[[ Dataset entries, beginning ]]
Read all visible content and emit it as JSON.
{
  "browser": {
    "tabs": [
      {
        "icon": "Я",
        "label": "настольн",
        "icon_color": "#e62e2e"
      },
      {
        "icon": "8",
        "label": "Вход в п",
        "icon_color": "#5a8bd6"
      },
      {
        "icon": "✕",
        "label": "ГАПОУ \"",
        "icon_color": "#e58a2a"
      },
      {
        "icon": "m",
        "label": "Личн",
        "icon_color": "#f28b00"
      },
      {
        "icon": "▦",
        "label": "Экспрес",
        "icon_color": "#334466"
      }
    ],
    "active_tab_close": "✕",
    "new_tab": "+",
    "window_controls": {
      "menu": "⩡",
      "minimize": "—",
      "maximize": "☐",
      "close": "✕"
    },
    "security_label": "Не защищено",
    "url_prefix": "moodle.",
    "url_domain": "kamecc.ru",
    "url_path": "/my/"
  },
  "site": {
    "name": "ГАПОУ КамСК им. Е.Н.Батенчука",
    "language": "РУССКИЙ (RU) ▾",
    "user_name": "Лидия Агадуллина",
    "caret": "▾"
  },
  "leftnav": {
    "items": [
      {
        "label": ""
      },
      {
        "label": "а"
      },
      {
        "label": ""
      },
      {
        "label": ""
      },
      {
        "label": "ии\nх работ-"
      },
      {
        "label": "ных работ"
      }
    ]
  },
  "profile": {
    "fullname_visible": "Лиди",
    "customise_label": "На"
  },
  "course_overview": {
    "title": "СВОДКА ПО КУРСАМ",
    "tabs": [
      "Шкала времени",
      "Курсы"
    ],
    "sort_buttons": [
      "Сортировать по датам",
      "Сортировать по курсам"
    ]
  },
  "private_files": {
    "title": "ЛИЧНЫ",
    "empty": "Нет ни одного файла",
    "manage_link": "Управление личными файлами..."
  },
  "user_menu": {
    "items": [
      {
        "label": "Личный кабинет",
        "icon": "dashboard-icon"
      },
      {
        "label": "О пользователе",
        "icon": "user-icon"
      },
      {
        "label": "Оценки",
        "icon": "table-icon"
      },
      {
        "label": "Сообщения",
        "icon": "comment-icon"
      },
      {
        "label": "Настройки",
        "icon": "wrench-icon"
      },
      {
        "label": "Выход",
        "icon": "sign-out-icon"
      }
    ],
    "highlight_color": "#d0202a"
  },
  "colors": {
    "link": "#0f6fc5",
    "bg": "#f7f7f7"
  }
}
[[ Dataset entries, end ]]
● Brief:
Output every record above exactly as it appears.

● Exercise result:
Read all visible content and emit it as JSON.
{
  "browser": {
    "tabs": [
      {
        "icon": "Я",
        "label": "настольн",
        "icon_color": "#e62e2e"
      },
      {
        "icon": "8",
        "label": "Вход в п",
        "icon_color": "#5a8bd6"
      },
      {
        "icon": "✕",
        "label": "ГАПОУ \"",
        "icon_color": "#e58a2a"
      },
      {
        "icon": "m",
        "label": "Личн",
        "icon_color": "#f28b00"
      },
      {
        "icon": "▦",
        "label": "Экспрес",
        "icon_color": "#334466"
      }
    ],
    "active_tab_close": "✕",
    "new_tab": "+",
    "window_controls": {
      "menu": "⩡",
      "minimize": "—",
      "maximize": "☐",
      "close": "✕"
    },
    "security_label": "Не защищено",
    "url_prefix": "moodle.",
    "url_domain": "kamecc.ru",
    "url_path": "/my/"
  },
  "site": {
    "name": "ГАПОУ КамСК им. Е.Н.Батенчука",
    "language": "РУССКИЙ (RU) ▾",
    "user_name": "Лидия Агадуллина",
    "caret": "▾"
  },
  "leftnav": {
    "items": [
      {
        "label": ""
      },
      {
        "label": "а"
      },
      {
        "label": ""
      },
      {
        "label": ""
      },
      {
        "label": "ии\nх работ-"
      },
      {
        "label": "ных работ"
      }
    ]
  },
  "profile": {
    "fullname_visible": "Лиди",
    "customise_label": "На"
  },
  "course_overview": {
    "title": "СВОДКА ПО КУРСАМ",
    "tabs": [
      "Шкала времени",
      "Курсы"
    ],
    "sort_buttons": [
      "Сортировать по датам",
      "Сортировать по курсам"
    ]
  },
  "private_files": {
    "title": "ЛИЧНЫ",
    "empty": "Нет ни одного файла",
    "manage_link": "Управление личными файлами..."
  },
  "user_menu": {
    "items": [
      {
        "label": "Личный кабинет",
        "icon": "dashboard-icon"
      },
      {
        "label": "О пользователе",
        "icon": "user-icon"
      },
      {
        "label": "Оценки",
        "icon": "table-icon"
      },
      {
        "label": "Сообщения",
        "icon": "comment-icon"
      },
      {
        "label": "Настройки",
        "icon": "wrench-icon"
      },
      {
        "label": "Выход",
        "icon": "sign-out-icon"
      }
    ],
    "highlight_color": "#d0202a"
  },
  "colors": {
    "link": "#0f6fc5",
    "bg": "#f7f7f7"
  }
}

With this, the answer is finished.